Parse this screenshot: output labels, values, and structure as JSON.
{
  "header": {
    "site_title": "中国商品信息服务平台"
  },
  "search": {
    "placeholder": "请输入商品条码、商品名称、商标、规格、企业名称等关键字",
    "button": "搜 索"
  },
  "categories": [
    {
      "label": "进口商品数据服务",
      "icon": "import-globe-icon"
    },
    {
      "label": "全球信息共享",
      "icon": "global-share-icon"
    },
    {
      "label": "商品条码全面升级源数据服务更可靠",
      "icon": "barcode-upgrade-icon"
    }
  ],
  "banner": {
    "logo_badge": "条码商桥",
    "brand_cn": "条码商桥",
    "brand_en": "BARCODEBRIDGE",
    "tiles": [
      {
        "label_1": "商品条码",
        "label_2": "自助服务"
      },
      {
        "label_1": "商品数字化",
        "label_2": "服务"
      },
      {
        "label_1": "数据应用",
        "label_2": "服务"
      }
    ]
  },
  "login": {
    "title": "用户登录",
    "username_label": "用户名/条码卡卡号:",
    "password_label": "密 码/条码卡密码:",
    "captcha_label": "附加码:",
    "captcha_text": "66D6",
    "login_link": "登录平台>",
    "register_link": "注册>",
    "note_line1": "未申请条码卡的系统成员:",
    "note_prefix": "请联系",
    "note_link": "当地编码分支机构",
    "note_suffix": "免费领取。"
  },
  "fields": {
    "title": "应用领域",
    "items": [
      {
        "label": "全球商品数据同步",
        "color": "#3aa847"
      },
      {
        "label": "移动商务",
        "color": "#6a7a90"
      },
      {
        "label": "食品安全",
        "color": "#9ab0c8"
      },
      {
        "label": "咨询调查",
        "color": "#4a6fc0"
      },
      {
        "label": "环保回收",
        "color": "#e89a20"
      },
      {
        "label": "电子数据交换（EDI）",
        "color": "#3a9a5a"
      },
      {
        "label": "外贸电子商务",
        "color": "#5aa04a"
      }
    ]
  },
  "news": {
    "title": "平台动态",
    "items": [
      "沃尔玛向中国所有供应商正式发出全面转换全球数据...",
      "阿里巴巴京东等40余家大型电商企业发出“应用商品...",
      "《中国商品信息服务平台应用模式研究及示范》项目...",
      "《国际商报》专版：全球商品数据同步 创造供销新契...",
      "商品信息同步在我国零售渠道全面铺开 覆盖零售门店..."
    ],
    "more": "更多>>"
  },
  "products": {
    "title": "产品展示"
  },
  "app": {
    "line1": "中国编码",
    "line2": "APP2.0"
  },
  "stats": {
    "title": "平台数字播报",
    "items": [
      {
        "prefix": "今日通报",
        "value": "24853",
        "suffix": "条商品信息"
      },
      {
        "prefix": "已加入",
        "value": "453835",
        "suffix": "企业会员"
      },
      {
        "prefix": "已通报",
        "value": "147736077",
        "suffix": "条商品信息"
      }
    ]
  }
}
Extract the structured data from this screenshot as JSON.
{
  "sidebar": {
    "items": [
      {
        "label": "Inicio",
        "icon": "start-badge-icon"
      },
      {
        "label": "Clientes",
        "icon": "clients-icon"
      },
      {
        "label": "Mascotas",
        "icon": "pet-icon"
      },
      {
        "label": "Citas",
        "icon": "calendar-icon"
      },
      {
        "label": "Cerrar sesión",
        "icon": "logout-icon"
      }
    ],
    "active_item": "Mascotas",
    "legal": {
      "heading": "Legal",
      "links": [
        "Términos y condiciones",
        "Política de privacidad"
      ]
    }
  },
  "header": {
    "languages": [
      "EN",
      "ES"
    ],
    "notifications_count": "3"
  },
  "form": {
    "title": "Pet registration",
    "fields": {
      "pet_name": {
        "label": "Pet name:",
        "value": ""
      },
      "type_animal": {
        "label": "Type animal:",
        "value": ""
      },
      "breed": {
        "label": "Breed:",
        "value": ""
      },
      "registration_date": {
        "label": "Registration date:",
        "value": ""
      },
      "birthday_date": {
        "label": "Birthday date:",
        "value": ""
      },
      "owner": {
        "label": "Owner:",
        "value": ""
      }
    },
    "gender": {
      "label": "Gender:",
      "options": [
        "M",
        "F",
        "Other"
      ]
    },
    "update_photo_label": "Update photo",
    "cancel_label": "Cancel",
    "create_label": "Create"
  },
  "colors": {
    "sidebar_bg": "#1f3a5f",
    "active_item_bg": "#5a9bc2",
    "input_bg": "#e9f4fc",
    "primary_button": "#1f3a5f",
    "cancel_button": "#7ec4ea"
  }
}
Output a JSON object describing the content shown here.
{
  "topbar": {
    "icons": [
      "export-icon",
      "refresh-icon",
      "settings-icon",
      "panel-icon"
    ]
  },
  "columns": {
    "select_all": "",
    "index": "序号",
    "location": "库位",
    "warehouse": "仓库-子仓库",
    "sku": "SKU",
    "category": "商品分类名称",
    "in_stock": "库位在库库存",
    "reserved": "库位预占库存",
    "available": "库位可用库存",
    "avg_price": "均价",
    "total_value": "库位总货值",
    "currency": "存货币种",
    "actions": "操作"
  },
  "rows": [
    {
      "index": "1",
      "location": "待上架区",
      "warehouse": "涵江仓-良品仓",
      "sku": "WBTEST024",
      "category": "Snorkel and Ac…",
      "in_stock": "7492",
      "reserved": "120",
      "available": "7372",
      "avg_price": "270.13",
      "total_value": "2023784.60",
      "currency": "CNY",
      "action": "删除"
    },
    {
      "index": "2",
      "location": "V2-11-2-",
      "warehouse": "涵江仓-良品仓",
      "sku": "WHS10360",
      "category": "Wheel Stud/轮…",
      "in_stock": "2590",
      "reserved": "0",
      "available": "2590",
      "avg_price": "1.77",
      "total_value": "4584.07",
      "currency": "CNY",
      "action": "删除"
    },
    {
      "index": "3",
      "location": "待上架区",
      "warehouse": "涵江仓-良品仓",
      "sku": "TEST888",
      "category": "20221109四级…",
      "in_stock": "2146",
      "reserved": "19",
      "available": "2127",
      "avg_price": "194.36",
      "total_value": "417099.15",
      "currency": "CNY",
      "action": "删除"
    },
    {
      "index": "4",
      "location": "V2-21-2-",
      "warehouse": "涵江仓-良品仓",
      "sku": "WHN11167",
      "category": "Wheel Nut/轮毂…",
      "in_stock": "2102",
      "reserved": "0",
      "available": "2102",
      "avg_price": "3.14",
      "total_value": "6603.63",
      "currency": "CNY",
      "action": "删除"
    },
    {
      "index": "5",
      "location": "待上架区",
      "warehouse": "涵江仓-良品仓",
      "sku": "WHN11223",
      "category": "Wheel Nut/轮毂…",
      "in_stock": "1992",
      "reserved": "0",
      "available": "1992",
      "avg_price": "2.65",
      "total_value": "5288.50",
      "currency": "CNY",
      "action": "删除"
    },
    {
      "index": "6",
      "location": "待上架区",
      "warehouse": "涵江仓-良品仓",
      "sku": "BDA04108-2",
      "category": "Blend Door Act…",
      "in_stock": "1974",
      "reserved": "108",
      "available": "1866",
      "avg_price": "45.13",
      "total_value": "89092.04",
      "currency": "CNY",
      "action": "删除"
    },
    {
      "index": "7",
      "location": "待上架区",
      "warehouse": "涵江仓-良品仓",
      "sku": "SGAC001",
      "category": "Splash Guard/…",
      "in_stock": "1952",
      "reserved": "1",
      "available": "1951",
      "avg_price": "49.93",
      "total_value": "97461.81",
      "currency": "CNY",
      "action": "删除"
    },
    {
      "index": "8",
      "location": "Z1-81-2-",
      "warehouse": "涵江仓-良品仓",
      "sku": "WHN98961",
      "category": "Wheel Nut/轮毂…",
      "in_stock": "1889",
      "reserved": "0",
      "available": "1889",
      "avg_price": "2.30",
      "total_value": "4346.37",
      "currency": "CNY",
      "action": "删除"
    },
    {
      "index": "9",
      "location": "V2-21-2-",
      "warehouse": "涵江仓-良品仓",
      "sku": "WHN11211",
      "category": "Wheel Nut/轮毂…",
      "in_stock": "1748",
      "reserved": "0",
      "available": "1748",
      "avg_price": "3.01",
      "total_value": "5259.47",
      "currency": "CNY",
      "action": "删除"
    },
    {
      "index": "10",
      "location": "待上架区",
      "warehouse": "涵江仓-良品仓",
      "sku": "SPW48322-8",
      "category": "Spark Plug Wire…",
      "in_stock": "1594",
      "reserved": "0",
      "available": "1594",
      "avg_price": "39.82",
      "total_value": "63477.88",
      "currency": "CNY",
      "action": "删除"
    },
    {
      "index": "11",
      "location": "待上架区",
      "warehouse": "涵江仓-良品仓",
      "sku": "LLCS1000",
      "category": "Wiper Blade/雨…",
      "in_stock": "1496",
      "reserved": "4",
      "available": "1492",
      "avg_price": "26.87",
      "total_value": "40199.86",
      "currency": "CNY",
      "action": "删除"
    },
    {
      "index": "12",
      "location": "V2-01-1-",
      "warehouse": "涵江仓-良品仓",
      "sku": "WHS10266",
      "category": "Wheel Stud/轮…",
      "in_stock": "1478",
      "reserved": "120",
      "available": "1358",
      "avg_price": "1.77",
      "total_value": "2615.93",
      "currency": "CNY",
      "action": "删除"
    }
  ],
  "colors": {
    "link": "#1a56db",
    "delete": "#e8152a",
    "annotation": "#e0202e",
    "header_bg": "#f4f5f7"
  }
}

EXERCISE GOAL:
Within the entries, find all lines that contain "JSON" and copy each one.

RESULT OF THE EXERCISE:
Parse this screenshot: output labels, values, and structure as JSON.
Extract the structured data from this screenshot as JSON.
Output a JSON object describing the content shown here.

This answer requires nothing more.